Some contractors use a garden hose to remove the chemicals and dirt. Caution must be used with this technique regarding refrigerant recovery and preventing water from getting into the coil.
Whenever chemicals are used, read the manufacturer’s instructions and abide by any cautions regarding use.
The Big PictureWhile a clean coil is key, efficient operation may depend on other factors. Critical to system efficiency is proper coil selection. Relatedly, using an older-model coil can affect efficiency.
Coil design and technology have dramatically improved operating efficiency and capacity in the past 20 years. Homeowners using an older coil are not reaping these cost savings and comfort benefits.
One of the major improvements in today’s coils is the use of a piston or thermostatic expansion valve (TXV), which meters the rate of refrigerant entering the coil. Older models have a less-precise (and therefore less-efficient) method of adjusting refrigerant flow.
Newer indoor coils have a larger surface area, enhanced fin design, and grooved tubing. These features provide a larger area for heat transfer, improving efficiency and expanding capacity. Typical older coils may only have one-third to one-half the face area of these redesigned coils.
Some homeowners opt not to replace their indoor coil when they replace the outdoor unit. Serious complications can result if there’s a mismatch between the components.
A few years ago, engineers at Bryant Heating & Cooling Systems studied the effects of an improperly matched system.
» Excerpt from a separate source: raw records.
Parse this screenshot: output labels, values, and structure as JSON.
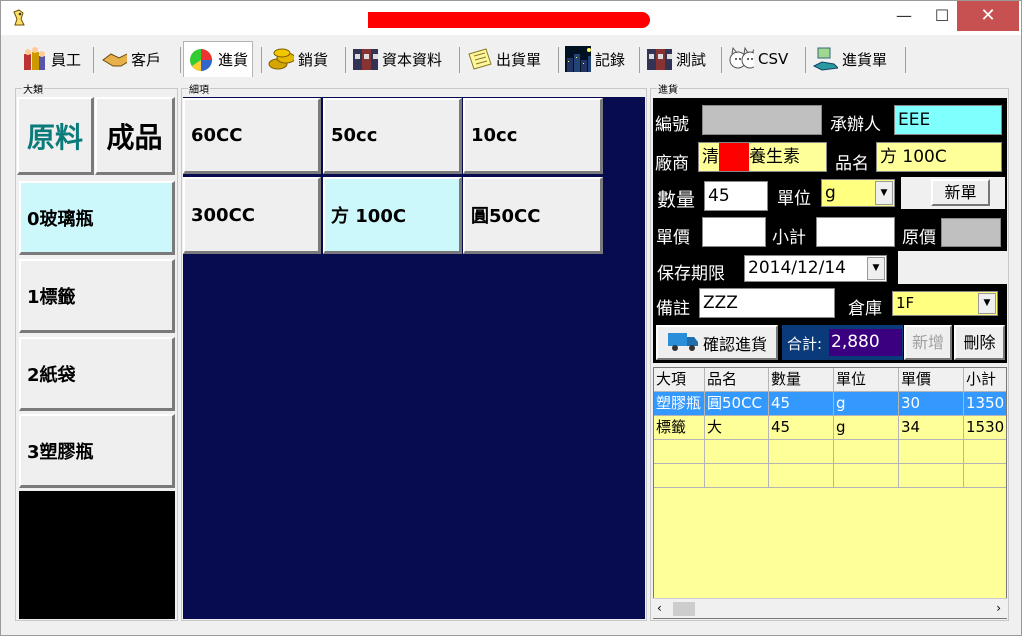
{
  "window": {
    "close_label": "✕",
    "min_label": "—",
    "max_label": "☐"
  },
  "tabs": [
    {
      "label": "員工",
      "icon": "people-icon"
    },
    {
      "label": "客戶",
      "icon": "handshake-icon"
    },
    {
      "label": "進貨",
      "icon": "pie-chart-icon"
    },
    {
      "label": "銷貨",
      "icon": "coins-icon"
    },
    {
      "label": "資本資料",
      "icon": "files-icon"
    },
    {
      "label": "出貨單",
      "icon": "note-icon"
    },
    {
      "label": "記錄",
      "icon": "city-night-icon"
    },
    {
      "label": "測試",
      "icon": "files-icon"
    },
    {
      "label": "CSV",
      "icon": "cats-icon"
    },
    {
      "label": "進貨單",
      "icon": "hand-money-icon"
    }
  ],
  "groups": {
    "category": "大類",
    "items": "細項",
    "purchase": "進貨"
  },
  "category": {
    "raw": "原料",
    "product": "成品",
    "items": [
      "0玻璃瓶",
      "1標籤",
      "2紙袋",
      "3塑膠瓶"
    ]
  },
  "items": [
    "60CC",
    "50cc",
    "10cc",
    "300CC",
    "方 100C",
    "圓50CC"
  ],
  "form": {
    "id_label": "編號",
    "id_value": "",
    "handler_label": "承辦人",
    "handler_value": "EEE",
    "vendor_label": "廠商",
    "vendor_value_a": "清",
    "vendor_value_b": "養生素",
    "product_label": "品名",
    "product_value": "方 100C",
    "qty_label": "數量",
    "qty_value": "45",
    "unit_label": "單位",
    "unit_value": "g",
    "new_order_label": "新單",
    "price_label": "單價",
    "price_value": "",
    "subtotal_label": "小計",
    "subtotal_value": "",
    "orig_label": "原價",
    "orig_value": "",
    "expiry_label": "保存期限",
    "expiry_value": "2014/12/14",
    "note_label": "備註",
    "note_value": "ZZZ",
    "warehouse_label": "倉庫",
    "warehouse_value": "1F",
    "confirm_label": "確認進貨",
    "total_label": "合計:",
    "total_value": "2,880",
    "add_label": "新增",
    "delete_label": "刪除"
  },
  "table": {
    "headers": [
      "大項",
      "品名",
      "數量",
      "單位",
      "單價",
      "小計"
    ],
    "rows": [
      [
        "塑膠瓶",
        "圓50CC",
        "45",
        "g",
        "30",
        "1350"
      ],
      [
        "標籤",
        "大",
        "45",
        "g",
        "34",
        "1530"
      ]
    ]
  }
}
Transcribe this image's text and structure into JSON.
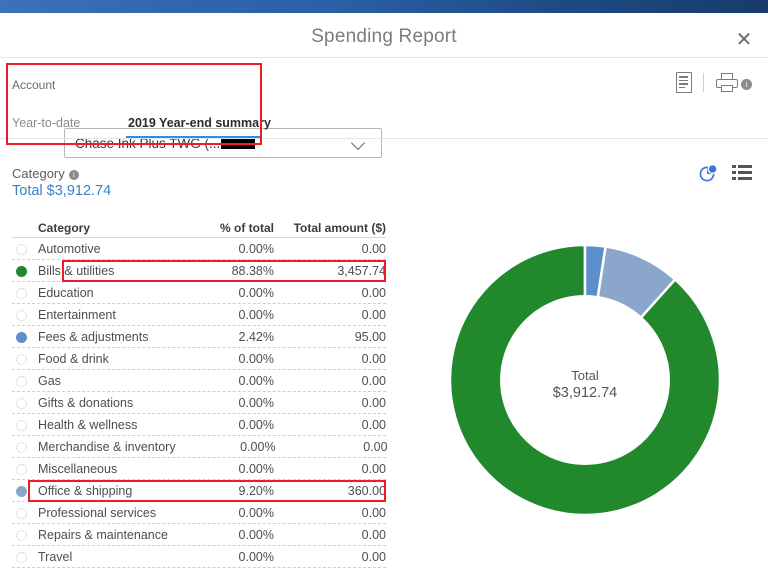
{
  "window": {
    "title": "Spending Report",
    "close_label": "✕"
  },
  "account": {
    "label": "Account",
    "value_prefix": "Chase Ink Plus TWG (...",
    "redacted": true,
    "chevron_icon": "chevron-down-icon"
  },
  "tabs": [
    {
      "label": "Year-to-date",
      "active": false
    },
    {
      "label": "2019 Year-end summary",
      "active": true
    }
  ],
  "toolbar": {
    "report_icon": "document-report-icon",
    "print_icon": "printer-icon",
    "info_badge": "i"
  },
  "category_header": {
    "label": "Category",
    "info_icon": "info-icon",
    "total_label": "Total $3,912.74"
  },
  "view_toggle": {
    "chart_icon": "pie-chart-icon",
    "list_icon": "list-view-icon",
    "active": "pie-chart-icon"
  },
  "table": {
    "columns": [
      "Category",
      "% of total",
      "Total amount ($)"
    ],
    "rows": [
      {
        "name": "Automotive",
        "pct": "0.00%",
        "amount": "0.00",
        "color": null
      },
      {
        "name": "Bills & utilities",
        "pct": "88.38%",
        "amount": "3,457.74",
        "color": "#22882c"
      },
      {
        "name": "Education",
        "pct": "0.00%",
        "amount": "0.00",
        "color": null
      },
      {
        "name": "Entertainment",
        "pct": "0.00%",
        "amount": "0.00",
        "color": null
      },
      {
        "name": "Fees & adjustments",
        "pct": "2.42%",
        "amount": "95.00",
        "color": "#5b8ecb"
      },
      {
        "name": "Food & drink",
        "pct": "0.00%",
        "amount": "0.00",
        "color": null
      },
      {
        "name": "Gas",
        "pct": "0.00%",
        "amount": "0.00",
        "color": null
      },
      {
        "name": "Gifts & donations",
        "pct": "0.00%",
        "amount": "0.00",
        "color": null
      },
      {
        "name": "Health & wellness",
        "pct": "0.00%",
        "amount": "0.00",
        "color": null
      },
      {
        "name": "Merchandise & inventory",
        "pct": "0.00%",
        "amount": "0.00",
        "color": null
      },
      {
        "name": "Miscellaneous",
        "pct": "0.00%",
        "amount": "0.00",
        "color": null
      },
      {
        "name": "Office & shipping",
        "pct": "9.20%",
        "amount": "360.00",
        "color": "#8ba6cb"
      },
      {
        "name": "Professional services",
        "pct": "0.00%",
        "amount": "0.00",
        "color": null
      },
      {
        "name": "Repairs & maintenance",
        "pct": "0.00%",
        "amount": "0.00",
        "color": null
      },
      {
        "name": "Travel",
        "pct": "0.00%",
        "amount": "0.00",
        "color": null
      }
    ]
  },
  "donut": {
    "center_label": "Total",
    "center_value": "$3,912.74"
  },
  "chart_data": {
    "type": "pie",
    "title": "",
    "categories": [
      "Bills & utilities",
      "Office & shipping",
      "Fees & adjustments"
    ],
    "values": [
      3457.74,
      360.0,
      95.0
    ],
    "percents": [
      88.38,
      9.2,
      2.42
    ],
    "colors": [
      "#22882c",
      "#8ba6cb",
      "#5b8ecb"
    ],
    "total": 3912.74,
    "total_label": "Total",
    "total_display": "$3,912.74",
    "donut": true,
    "inner_radius_ratio": 0.62,
    "start_angle_deg": -90,
    "direction": "counterclockwise",
    "legend": "table",
    "xlabel": "",
    "ylabel": ""
  },
  "annotations": {
    "boxes": [
      {
        "name": "account-and-tabs-highlight"
      },
      {
        "name": "bills-and-utilities-row-highlight"
      },
      {
        "name": "office-and-shipping-row-highlight"
      }
    ],
    "color": "#ee1c25"
  }
}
They took a high-efficiency coil dating back to the 1970s, cleaned it thoroughly, and ran it through a U.S. Department of Energy test procedure to measure coil efficiency. Then they compared it to a new, standard coil with the enhanced features. The results were dramatic.
The average drop in efficiency was 9.5%. That means a 10-SEER system would be operating at only 9 SEER. The average drop in capacity was 5.5%, or about 2,000 Btu on a nominal 3-ton system. This measurable loss in efficiency wastes precious energy dollars every day. And, with such a substantial capacity loss, the customer no doubt also feels less comfortable.
Properly pairing a coil with the outdoor unit is the best way to ensure that customers reap all the efficiency and capacity benefits your equipment can harness.
Not just any new coil will enhance a unit’s efficiency and provide greater comfort. A manufacturer may rate its condenser with its own indoor product, and also rate it with another manufacturer’s indoor coil.
But it may not be an apples-to-apples comparison when the ratings are the same, especially when both indoor coils are rated with the same outdoor product.
For example, take a 3-ton coil with 4 sq ft of area and match it with a 10-SEER outdoor air conditioner. It is rated 10.0 SEER as tested by the manufacturer, who makes both the indoor and outdoor coil.
Another manufacturer rates its coil with the same condenser as 10 SEER, but its coil has 22% less surface area. The 10-SEER rating may have been achieved by adjusting the airflow in a simulation. This same rating would not be achievable in actual use.
With replacements for R-22 now available, contractors must also make sure the coil is compatible with the refrigerant the unit was designed to use. Not all new coils work with the new refrigerants. If in doubt, check with the manufacturer.
The piston retainer must be made of specific materials that will handle all the refrigerants and oils. Having a retainer disintegrate because of use of the wrong refrigerant can result in leaks around the piston. Even worse, pieces of the material could float around the system and destroy the compressor.
Nelson McGuire is senior product manager for Bryant Heating & Cooling Systems.